Weekly News via Email
   Set as homepage | Add to favorites | Customer Service | Subscribe Now | Place an Ad | Contact Us | Sitemap Tuesday, 09.30.2014
Classifieds
News Archive
Su Mo Tu We Th Fr Sa
 1  2  3
 4  5  6  7  8  9  10
 11  12  13  14  15  16  17
 18  19  20  21  22  23  24
 25  26  27  28
Online Extras
Site Services
Around Bend
Outdoor Fun
Travel Info
Shop Local




Members Of



Poll: Today's Live Poll
Email to a friend | Print this | PDF version | Comments (0 posted) 
  Blogger |   del.icio.us |   digg |   newsvine

Feb 16,2007
Don't like paying income taxes? Make sure you don't overpay!
by Julie Casserly

Easy financial management tips for tax time and beyond

The average homeowner will get a tax refund of $4,000 to $5,000 this year. What most people don't understand is that a big number on line 72 of the 1040 income tax form means they overpaid their taxes.

"It's ironic that most people get so excited about getting their tax refunds, which really means that they've been sending too much money to the government," says Julie Murphy Casserly, the president of Chicago-based JMC Wealth Management, Inc. "The good news is that it's really easy to pay the appropriate amount of income tax, and best of all, doing so will raise your household income with every paycheck."

Simply contact your HR department, and fill out a new W-4 form, Casserly says. The rule of thumb, Casserly advises, is to increase your exemptions by one for every $1,500 you get back.

Where people go wrong, Casserly notes, is in not realizing that instructions on the W4 form don't take other deductions you may have -- such as mortgage interest write-offs and education credits. "As a result, most people underestimate their exemptions, and wind up paying more income tax then necessary," she says.

Getting ahead

Making this fix is quick and easy, but it's too late for 2006. However, there are ways to turn that refund into a real opportunity to get ahead, and also enjoy a little splurge.

"If you don't have a lot of credit card debt, I recommend that you commit half the refund to savings, and spend the other half -- because let's face it, you've been looking forward to this," says Casserly. "However, if you spend half, you should really save the other half. Open an ING Direct or eCiti Savings account, which pay some of the highest interest rates available. Or better yet, open a Roth IRA account and select age-based portfolios such as those in the Fidelity Freedom Funds family. This is a painless way to get ahead while still enjoying the reward you've been anticipating."

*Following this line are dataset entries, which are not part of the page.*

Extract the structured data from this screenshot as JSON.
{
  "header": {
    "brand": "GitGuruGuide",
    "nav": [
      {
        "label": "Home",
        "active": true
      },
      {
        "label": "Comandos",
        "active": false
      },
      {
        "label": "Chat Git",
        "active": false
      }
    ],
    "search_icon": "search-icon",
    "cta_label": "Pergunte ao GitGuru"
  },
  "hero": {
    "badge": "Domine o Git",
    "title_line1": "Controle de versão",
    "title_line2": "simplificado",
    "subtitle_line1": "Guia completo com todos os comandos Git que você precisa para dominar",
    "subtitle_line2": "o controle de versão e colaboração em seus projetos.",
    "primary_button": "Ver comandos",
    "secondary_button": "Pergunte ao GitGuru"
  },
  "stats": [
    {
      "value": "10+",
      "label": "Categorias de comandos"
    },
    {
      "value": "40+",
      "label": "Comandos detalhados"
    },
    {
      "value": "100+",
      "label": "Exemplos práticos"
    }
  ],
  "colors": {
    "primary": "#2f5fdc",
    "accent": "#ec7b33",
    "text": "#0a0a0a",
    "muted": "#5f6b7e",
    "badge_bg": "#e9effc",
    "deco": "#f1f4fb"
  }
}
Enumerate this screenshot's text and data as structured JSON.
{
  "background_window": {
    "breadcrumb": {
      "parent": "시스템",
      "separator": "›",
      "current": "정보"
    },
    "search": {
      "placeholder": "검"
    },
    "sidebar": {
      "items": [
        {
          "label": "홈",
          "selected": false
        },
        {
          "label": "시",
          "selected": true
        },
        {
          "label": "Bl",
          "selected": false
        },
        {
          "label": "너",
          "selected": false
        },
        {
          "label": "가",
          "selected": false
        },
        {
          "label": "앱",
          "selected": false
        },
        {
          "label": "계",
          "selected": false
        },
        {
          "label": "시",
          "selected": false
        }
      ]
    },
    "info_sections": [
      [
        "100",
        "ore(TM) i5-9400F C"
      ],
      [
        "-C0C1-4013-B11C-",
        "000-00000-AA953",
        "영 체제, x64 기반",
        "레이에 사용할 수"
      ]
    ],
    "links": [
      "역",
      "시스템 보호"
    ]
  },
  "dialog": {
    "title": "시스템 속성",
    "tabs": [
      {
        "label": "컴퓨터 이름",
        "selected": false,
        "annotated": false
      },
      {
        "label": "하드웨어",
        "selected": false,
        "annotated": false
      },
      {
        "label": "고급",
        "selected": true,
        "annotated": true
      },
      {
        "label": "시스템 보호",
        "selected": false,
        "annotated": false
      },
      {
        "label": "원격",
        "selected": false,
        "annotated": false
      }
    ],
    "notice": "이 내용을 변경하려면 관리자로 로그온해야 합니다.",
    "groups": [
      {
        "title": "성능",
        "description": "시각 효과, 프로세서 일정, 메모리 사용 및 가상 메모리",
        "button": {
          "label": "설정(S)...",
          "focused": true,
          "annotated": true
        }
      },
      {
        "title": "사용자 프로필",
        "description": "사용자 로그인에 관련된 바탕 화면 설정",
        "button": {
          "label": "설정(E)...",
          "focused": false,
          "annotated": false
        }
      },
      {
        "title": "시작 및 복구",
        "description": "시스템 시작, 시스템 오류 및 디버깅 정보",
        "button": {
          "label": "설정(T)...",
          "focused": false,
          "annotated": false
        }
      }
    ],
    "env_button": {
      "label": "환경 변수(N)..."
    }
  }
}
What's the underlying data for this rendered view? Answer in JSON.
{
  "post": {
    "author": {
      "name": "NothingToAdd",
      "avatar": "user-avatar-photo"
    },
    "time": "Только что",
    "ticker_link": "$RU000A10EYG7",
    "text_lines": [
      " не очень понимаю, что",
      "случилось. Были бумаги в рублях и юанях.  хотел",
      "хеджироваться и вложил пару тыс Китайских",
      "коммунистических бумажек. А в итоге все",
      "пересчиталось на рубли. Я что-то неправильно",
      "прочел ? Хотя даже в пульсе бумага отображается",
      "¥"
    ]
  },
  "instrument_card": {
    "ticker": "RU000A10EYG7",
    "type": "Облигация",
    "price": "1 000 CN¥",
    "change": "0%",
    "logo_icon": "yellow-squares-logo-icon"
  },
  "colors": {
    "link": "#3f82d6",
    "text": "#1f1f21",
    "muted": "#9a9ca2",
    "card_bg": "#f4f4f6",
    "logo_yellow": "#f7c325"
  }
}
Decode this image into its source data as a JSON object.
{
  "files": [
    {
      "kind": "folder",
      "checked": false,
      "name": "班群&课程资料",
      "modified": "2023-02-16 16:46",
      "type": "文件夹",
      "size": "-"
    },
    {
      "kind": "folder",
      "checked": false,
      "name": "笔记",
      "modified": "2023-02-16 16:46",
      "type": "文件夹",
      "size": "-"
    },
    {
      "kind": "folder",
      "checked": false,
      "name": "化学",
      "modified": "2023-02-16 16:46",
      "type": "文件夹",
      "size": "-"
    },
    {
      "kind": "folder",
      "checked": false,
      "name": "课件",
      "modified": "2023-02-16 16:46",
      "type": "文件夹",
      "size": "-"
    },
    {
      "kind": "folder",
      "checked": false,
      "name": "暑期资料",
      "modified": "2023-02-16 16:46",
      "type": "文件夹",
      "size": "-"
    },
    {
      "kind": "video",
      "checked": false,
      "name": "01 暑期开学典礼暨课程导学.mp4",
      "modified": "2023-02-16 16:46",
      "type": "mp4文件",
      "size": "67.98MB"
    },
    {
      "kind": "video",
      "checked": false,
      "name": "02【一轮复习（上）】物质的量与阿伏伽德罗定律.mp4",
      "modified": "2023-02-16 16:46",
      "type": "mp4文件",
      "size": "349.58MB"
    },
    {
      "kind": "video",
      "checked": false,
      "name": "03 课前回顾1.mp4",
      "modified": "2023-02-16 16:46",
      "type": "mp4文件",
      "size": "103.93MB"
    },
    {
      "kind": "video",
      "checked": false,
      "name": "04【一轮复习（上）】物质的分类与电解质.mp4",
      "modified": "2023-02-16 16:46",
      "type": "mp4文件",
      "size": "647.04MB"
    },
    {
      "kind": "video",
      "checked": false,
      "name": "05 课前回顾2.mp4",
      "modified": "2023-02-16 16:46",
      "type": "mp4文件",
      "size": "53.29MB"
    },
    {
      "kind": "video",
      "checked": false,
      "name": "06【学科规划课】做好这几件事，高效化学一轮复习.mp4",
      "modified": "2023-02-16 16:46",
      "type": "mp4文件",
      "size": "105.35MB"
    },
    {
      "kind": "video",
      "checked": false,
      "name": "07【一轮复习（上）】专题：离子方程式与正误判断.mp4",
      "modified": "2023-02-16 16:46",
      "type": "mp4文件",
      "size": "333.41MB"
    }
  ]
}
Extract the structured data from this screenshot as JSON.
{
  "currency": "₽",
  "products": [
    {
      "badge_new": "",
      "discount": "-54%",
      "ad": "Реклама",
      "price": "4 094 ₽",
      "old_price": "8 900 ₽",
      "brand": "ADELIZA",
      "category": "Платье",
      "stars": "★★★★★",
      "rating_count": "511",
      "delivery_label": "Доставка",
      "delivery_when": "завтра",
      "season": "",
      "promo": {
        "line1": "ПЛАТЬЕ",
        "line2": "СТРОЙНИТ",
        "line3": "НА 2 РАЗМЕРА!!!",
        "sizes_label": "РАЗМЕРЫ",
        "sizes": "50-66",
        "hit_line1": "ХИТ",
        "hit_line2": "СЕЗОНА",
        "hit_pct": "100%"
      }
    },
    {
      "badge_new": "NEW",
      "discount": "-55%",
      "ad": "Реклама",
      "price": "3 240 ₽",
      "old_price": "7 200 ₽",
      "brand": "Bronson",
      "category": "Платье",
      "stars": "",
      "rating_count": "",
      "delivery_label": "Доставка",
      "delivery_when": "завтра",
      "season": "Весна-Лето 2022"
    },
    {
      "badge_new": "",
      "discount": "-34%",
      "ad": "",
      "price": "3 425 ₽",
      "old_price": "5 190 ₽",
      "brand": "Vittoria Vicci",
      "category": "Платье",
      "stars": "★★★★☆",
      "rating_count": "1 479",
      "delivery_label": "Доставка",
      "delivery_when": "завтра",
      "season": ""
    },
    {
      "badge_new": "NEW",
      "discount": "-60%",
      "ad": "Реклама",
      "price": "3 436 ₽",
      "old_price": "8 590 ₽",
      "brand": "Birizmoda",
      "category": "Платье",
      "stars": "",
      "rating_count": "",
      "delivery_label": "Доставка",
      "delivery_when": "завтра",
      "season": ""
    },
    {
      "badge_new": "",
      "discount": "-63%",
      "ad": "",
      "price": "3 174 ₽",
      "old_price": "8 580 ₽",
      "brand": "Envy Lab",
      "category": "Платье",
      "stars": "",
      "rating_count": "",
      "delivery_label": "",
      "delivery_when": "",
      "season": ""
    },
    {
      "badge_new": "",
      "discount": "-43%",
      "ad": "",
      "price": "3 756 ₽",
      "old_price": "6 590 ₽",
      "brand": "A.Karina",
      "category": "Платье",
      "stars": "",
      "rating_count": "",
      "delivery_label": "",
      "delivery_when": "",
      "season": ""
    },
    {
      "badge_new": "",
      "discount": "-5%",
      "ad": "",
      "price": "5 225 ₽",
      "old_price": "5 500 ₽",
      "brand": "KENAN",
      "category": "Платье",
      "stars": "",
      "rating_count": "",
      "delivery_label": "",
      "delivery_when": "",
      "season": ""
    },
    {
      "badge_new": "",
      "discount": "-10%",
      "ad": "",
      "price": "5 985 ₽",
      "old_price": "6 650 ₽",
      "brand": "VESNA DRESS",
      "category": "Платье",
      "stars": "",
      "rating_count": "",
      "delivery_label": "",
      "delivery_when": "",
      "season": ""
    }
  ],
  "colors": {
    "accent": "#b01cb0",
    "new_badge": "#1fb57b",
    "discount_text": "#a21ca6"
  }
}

If you have credit card debt, split your refund in thirds, suggests Casserly, and pay down the debt in addition to the saving and spending scenarios she suggests.

Spending to save?

One reason why many family budgets fail, Casserly asserts, is that the plans are too Spartan. "You have to consider the emotion behind the money," she says. "It's important to reward yourself for good behavior -- like setting up that Roth IRA or saving a chunk of a bonus. A little gratification here and there can prevent a spending binge."

766 times read

Related news
Spend your tax refund wisely by Jason Alderman posted on Apr 13,2007

Money and You: Good debt, bad debt by Carrie_Schwab_Pomerantz posted on Feb 15,2008

Get a bigger tax refund this year by Bend Weekly News Sources posted on Feb 02,2007

Countrywide Bank offers link to IRS Form 8888 on its web site by Bend Weekly News Sources posted on Feb 09,2007

Money and You: Taking some extra credit by Carrie_Schwab_Pomerantz posted on Apr 04,2008

Did you enjoy this article? Rating: 5.00Rating: 5.00Rating: 5.00Rating: 5.00Rating: 5.00 (total 9 votes)

Market Information
Breaking News
Most Popular
Most Commented
Featured Columnist
Horoscope Guide
Aquarius Aquarius Libra Libra
Aries Aries Pisces Pisces
Cancer Cancer Sagittarius Sagittarius
Capricorn Capricorn Scorpio Scorpio
Gemini Gemini Taurus Taurus
Leo Leo Virgo Virgo
Local Attractions
Bend Visitors & Convention Bureau
Bend Visitors & Convention Bureau

Mt. Bachelor Resort
Mt. Bachelor Resort

Les Schwab Ampitheater
Les Schwab Ampitheater

Deschutes County Fairgrounds
Deschutes County
Fairgrounds

Tower Theatre
Tower Theatre

The High Desert Museum

Advertisements



Deschutes County

Google  
  Web    BendWeekly.com
© 2006 Bend Weekly News
A .Com Endeavors, Inc. Company.
All Rights Reserved. Terms under
which this service is provided to you.
Please read our Privacy Policy. Contact us.
Bend Weekly News & Event Guide Online
   Save the Net
Advertisement
External sites open in new window,
not endorsed by BendWeekly.com
Subscribe in NewsGator Online
Add to Google Add to MSN Add to My AOL
What are RSS headlines?